Anyway, after some intense discussion we eventually decided to brave THE RECESSION and continue along good ol’ Mex 1 as it meandered east across the peninsula. We passed through hundreds of miles of spectacular desert scenery, branched off briefly to spend a night on the beautiful Bahia de Los Angeles on the Sea of Cortez before rejoining the highway to follow its crooked trail back to the Pacific to Guerrero Negro, known as one of the best places in the world to see Grey Whales up close. We chose one of the more conventional “Whale Watching” tours over the far more demanding and controversial “Whale Fondling” tours, mainly because we’d forgotten to dig our latex reinforced whale-touching gloves out of their special “Anniversary Stuff” Rubbermaid container. What an incredible experience – two solid hours following massive whales around Scammon’s Lagoon as they cruised along, surfacing for air in a rush of water and spray before diving back under, leaving huge ripples as their gigantic tails slowly disappeared like on a postcard. Every so often one floated effortlessly past within metres of us, an ominous 50 foot long shadow rocking our little skiff, displacing more water than a well-fed Canadian cannon-balling into the pool on day six of their all-inclusive holiday.
Afterwards, we were also offered a chance to take a “Salt Tour” – apparently an in-depth look at the way the town’s biggest industry manages to take large, boring quantities of water and create large, even more boring piles of salt. We quickly declined, actually spending more time contemplating whether a salt tour would be more – or less – desirable than cutting off our nipples with fingernail clippers. Meanwhile, a Danish couple almost choked on their tongues in their rush to scream “YES!!” as though it is every Danish child’s lifelong dream to one day grow up and get the chance to watch a grumpy Mexican with plumber butt half-heartedly shovel salt into a truck with a cigarette hanging out of his mouth. They spent the next two hours wandering around the hotel and restaurant trying to find two more people who might, for some reason, want to throw away $40 to stand under the hot sun and hear about salt. Not surprisingly, they ended up going alone.

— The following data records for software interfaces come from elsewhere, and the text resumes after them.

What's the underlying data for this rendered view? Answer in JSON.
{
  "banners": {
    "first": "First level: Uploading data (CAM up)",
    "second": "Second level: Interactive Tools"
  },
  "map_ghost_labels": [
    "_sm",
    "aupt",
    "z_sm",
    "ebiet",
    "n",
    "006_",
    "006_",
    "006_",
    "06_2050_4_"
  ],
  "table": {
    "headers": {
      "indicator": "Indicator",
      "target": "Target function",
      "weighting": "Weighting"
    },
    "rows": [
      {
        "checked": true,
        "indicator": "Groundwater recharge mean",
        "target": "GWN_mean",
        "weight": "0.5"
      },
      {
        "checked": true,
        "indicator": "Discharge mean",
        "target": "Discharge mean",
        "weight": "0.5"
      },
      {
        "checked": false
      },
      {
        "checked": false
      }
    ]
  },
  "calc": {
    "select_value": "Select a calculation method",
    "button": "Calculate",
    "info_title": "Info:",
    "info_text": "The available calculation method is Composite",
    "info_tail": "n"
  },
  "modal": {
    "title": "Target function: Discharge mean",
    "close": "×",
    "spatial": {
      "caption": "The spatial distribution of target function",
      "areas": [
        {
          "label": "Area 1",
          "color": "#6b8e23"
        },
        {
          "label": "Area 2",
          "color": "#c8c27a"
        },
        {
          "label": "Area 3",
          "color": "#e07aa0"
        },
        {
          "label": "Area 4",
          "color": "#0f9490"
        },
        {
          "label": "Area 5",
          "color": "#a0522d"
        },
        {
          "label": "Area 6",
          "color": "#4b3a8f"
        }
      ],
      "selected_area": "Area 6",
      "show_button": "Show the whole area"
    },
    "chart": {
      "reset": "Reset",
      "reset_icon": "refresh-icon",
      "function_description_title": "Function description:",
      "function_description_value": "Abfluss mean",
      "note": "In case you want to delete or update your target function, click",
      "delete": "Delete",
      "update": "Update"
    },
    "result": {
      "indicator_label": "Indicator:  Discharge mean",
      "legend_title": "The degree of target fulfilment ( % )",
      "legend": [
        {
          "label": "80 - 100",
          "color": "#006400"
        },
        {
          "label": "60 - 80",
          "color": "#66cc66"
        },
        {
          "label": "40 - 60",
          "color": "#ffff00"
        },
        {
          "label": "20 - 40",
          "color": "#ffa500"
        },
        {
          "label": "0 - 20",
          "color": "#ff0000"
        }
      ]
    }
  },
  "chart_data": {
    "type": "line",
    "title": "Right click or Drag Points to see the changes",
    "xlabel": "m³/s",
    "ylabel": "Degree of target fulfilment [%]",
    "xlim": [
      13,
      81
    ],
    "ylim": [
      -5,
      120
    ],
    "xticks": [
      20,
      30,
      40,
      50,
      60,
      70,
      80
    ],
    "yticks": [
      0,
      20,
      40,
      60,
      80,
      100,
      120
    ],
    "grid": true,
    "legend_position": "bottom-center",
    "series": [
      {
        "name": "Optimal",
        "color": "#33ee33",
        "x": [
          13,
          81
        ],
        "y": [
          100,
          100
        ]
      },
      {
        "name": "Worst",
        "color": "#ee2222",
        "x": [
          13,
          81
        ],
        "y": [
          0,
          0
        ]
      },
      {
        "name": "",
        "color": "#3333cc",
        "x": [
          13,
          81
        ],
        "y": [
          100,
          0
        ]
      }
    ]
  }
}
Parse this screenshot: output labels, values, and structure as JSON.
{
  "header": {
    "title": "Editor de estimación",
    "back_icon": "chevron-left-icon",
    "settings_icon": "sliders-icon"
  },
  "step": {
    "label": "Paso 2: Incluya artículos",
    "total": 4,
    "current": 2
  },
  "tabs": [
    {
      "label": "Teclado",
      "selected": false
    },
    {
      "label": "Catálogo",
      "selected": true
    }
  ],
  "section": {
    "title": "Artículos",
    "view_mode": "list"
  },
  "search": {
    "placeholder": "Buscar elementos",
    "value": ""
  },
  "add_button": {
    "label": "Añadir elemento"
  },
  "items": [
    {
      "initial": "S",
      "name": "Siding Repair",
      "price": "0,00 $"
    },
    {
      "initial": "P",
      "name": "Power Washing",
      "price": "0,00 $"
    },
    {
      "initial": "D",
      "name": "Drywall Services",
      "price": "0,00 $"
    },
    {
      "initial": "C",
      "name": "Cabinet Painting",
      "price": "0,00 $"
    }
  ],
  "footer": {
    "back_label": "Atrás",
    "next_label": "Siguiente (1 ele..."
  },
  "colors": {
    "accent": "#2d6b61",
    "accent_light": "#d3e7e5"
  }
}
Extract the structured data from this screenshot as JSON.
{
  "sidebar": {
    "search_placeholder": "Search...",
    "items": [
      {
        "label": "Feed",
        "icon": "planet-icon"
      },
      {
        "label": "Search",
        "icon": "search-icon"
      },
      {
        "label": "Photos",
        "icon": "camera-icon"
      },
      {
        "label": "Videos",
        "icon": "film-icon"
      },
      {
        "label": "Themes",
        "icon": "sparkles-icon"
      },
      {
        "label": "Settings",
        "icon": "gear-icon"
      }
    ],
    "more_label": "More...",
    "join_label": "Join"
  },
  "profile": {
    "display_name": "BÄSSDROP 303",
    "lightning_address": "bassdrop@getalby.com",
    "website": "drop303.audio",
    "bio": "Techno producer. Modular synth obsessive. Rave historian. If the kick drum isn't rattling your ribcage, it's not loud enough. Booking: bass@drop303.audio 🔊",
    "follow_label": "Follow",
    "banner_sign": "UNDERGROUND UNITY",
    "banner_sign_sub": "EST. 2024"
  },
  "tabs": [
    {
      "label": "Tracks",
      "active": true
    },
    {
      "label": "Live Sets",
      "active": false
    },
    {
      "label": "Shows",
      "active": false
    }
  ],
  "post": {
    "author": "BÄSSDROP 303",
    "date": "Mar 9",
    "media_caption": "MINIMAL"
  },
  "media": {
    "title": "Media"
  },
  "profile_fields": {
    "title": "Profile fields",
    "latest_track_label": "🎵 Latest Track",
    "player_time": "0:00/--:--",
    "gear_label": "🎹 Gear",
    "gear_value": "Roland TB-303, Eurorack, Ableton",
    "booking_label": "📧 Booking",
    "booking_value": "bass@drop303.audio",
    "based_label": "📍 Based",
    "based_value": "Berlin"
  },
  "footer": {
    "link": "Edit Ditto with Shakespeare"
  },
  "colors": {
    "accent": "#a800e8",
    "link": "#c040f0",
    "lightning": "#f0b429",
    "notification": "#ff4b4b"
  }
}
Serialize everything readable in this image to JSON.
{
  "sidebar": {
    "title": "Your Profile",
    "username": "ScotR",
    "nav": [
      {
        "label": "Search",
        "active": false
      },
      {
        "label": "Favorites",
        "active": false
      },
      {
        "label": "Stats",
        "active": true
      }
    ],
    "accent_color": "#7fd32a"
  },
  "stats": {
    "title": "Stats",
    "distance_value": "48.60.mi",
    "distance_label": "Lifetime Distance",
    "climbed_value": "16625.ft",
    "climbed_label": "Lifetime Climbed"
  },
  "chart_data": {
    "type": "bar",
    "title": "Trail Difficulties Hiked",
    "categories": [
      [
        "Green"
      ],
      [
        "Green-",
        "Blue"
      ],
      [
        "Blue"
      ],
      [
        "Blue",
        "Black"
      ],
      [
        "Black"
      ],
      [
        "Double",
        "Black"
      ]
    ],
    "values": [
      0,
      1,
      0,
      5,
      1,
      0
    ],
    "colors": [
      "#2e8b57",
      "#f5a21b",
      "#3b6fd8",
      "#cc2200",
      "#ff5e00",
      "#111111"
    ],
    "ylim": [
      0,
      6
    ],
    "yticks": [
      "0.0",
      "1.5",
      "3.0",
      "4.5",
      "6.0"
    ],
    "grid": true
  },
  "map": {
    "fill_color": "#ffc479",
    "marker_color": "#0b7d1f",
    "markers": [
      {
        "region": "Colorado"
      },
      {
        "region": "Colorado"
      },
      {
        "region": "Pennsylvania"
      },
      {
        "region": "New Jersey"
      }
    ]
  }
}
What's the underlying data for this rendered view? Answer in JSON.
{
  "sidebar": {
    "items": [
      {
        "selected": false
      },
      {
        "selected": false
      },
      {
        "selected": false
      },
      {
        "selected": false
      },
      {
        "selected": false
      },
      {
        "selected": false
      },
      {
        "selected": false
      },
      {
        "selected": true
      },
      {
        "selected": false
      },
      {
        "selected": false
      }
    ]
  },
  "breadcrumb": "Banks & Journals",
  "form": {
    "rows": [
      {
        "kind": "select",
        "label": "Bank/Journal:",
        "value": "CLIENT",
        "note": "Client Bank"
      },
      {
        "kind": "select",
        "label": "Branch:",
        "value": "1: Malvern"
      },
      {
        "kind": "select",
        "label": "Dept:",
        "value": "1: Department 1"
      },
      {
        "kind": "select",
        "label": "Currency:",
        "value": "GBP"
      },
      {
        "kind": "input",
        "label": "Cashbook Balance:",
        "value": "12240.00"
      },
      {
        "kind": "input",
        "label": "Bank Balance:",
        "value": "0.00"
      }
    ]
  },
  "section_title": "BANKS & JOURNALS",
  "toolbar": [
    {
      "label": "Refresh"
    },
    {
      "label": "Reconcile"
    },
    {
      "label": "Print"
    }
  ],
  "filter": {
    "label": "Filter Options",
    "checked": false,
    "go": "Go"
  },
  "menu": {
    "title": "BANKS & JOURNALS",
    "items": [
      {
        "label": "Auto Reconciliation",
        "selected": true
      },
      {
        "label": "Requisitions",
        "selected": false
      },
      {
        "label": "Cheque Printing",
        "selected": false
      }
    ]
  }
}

As for us, it was back to the other side again where, after a somewhat odd stay in an orchard near Mulege where we enjoyed fine dining while camping with goats,
we stopped for a couple days on a beach in Bahia Concepcion, considered one of the most scenic places on the entire Baja peninsula. Very interesting dynamic in this area. Mainly tightly-knit communities of Snowbirds with their RVs packed side by side, monopolizing beautiful, secluded beaches in various places around the bay. Reminded me of 19th century leper colonies except that in this case their isolation is a result of their Tim Horton’s mugs and inexplicable devotion to ice hockey.
We spent a couple nice relaxing days on Santispac Beach, walking and biking during the day, spending our evenings at Ana’s Restaurant and Bar either watching football or enjoying Saturday’s “Dance Night” where we mostly watched the aforementioned population getting busy to a range of classics such as “Wake Up Suzie” and “The Hop”. The only song they played from the 21st Century was the Katy Perry classic “Hot ‘n Cold” – thereby sending me to a terrifying new level of shame at having it on my MP3 player.
Then Loreto, a great little city in the process of pushing for the tourist big-time, and meeting with clearly mixed results so far. Nice place, though, and its “nice feel” caused some disturbing property lust in Laynni.
Well, the nice feel, plus the hundreds of “For Sale” flyers and greedy thoughts of stumbling across some incredible steal. Very quiet place, though, so it isn’t exactly clear who they’re planning to sell those hundreds nearly finished condos to. What with THE RECESSION and all.